◆ PROMPT
Work out how many lines in the entries below include the word "aiko". Give nothing but the number.
::: RECORDS SHOWN :::
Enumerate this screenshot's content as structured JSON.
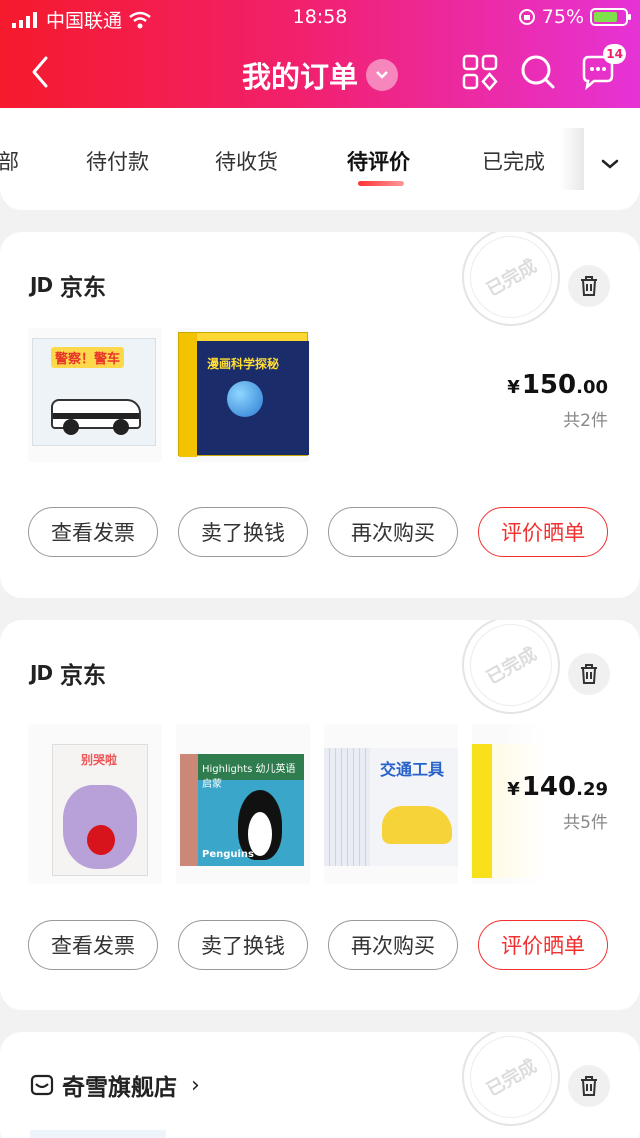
{
  "status_bar": {
    "carrier": "中国联通",
    "time": "18:58",
    "battery": "75%",
    "battery_level": 0.75
  },
  "nav": {
    "title": "我的订单",
    "message_badge": "14"
  },
  "tabs": [
    {
      "label": "部",
      "active": false
    },
    {
      "label": "待付款",
      "active": false
    },
    {
      "label": "待收货",
      "active": false
    },
    {
      "label": "待评价",
      "active": true
    },
    {
      "label": "已完成",
      "active": false
    }
  ],
  "orders": [
    {
      "shop": "京东",
      "shop_logo": "JD",
      "stamp": "已完成",
      "price_currency": "¥",
      "price_int": "150",
      "price_dec": ".00",
      "count": "共2件",
      "products": [
        "police-car-book",
        "space-science-box"
      ],
      "actions": [
        "查看发票",
        "卖了换钱",
        "再次购买",
        "评价晒单"
      ]
    },
    {
      "shop": "京东",
      "shop_logo": "JD",
      "stamp": "已完成",
      "price_currency": "¥",
      "price_int": "140",
      "price_dec": ".29",
      "count": "共5件",
      "products": [
        "mouse-picture-book",
        "highlights-penguins-book",
        "vehicles-box-set",
        "yellow-book"
      ],
      "actions": [
        "查看发票",
        "卖了换钱",
        "再次购买",
        "评价晒单"
      ]
    },
    {
      "shop": "奇雪旗舰店",
      "shop_chevron": "›",
      "stamp": "已完成"
    }
  ],
  "product_text": {
    "book_a_title": "警察！警车",
    "box_b_title": "漫画科学探秘",
    "mouse_title": "别哭啦",
    "peng_banner": "Highlights 幼儿英语启蒙",
    "peng_caption": "Penguins",
    "car_label": "交通工具"
  },
  "colors": {
    "accent": "#f23030",
    "header_start": "#f51a2c",
    "header_end": "#e633d6"
  }
}
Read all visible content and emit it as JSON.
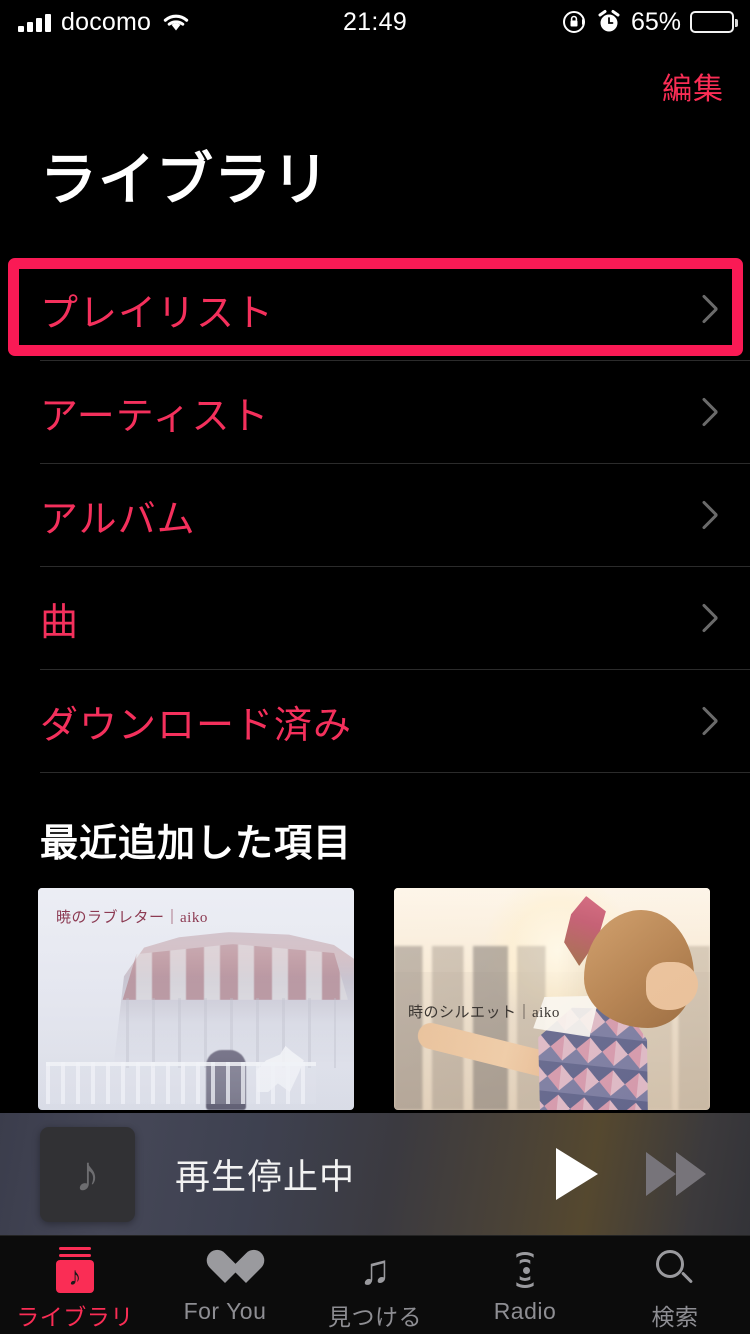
{
  "status_bar": {
    "carrier": "docomo",
    "time": "21:49",
    "battery_percent": "65%",
    "icons": [
      "signal-bars-icon",
      "wifi-icon",
      "rotation-lock-icon",
      "alarm-clock-icon",
      "battery-icon"
    ]
  },
  "nav": {
    "edit_label": "編集",
    "title": "ライブラリ"
  },
  "library_rows": [
    {
      "label": "プレイリスト",
      "highlighted": true
    },
    {
      "label": "アーティスト",
      "highlighted": false
    },
    {
      "label": "アルバム",
      "highlighted": false
    },
    {
      "label": "曲",
      "highlighted": false
    },
    {
      "label": "ダウンロード済み",
      "highlighted": false
    }
  ],
  "section": {
    "title": "最近追加した項目"
  },
  "albums": [
    {
      "caption": "暁のラブレター｜aiko",
      "title": "暁のラブレター",
      "artist": "aiko"
    },
    {
      "caption": "時のシルエット｜aiko",
      "title": "時のシルエット",
      "artist": "aiko"
    }
  ],
  "mini_player": {
    "title": "再生停止中",
    "artwork_icon": "music-note-icon",
    "play_icon": "play-icon",
    "next_icon": "fast-forward-icon"
  },
  "tabs": [
    {
      "label": "ライブラリ",
      "icon": "library-icon",
      "active": true
    },
    {
      "label": "For You",
      "icon": "heart-icon",
      "active": false
    },
    {
      "label": "見つける",
      "icon": "music-note-icon",
      "active": false
    },
    {
      "label": "Radio",
      "icon": "radio-waves-icon",
      "active": false
    },
    {
      "label": "検索",
      "icon": "search-icon",
      "active": false
    }
  ],
  "colors": {
    "accent": "#fa2d55",
    "highlight_border": "#fa1a55",
    "background": "#000000",
    "inactive_tab": "#8e8e93"
  }
}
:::
◆ FINAL ANSWER
4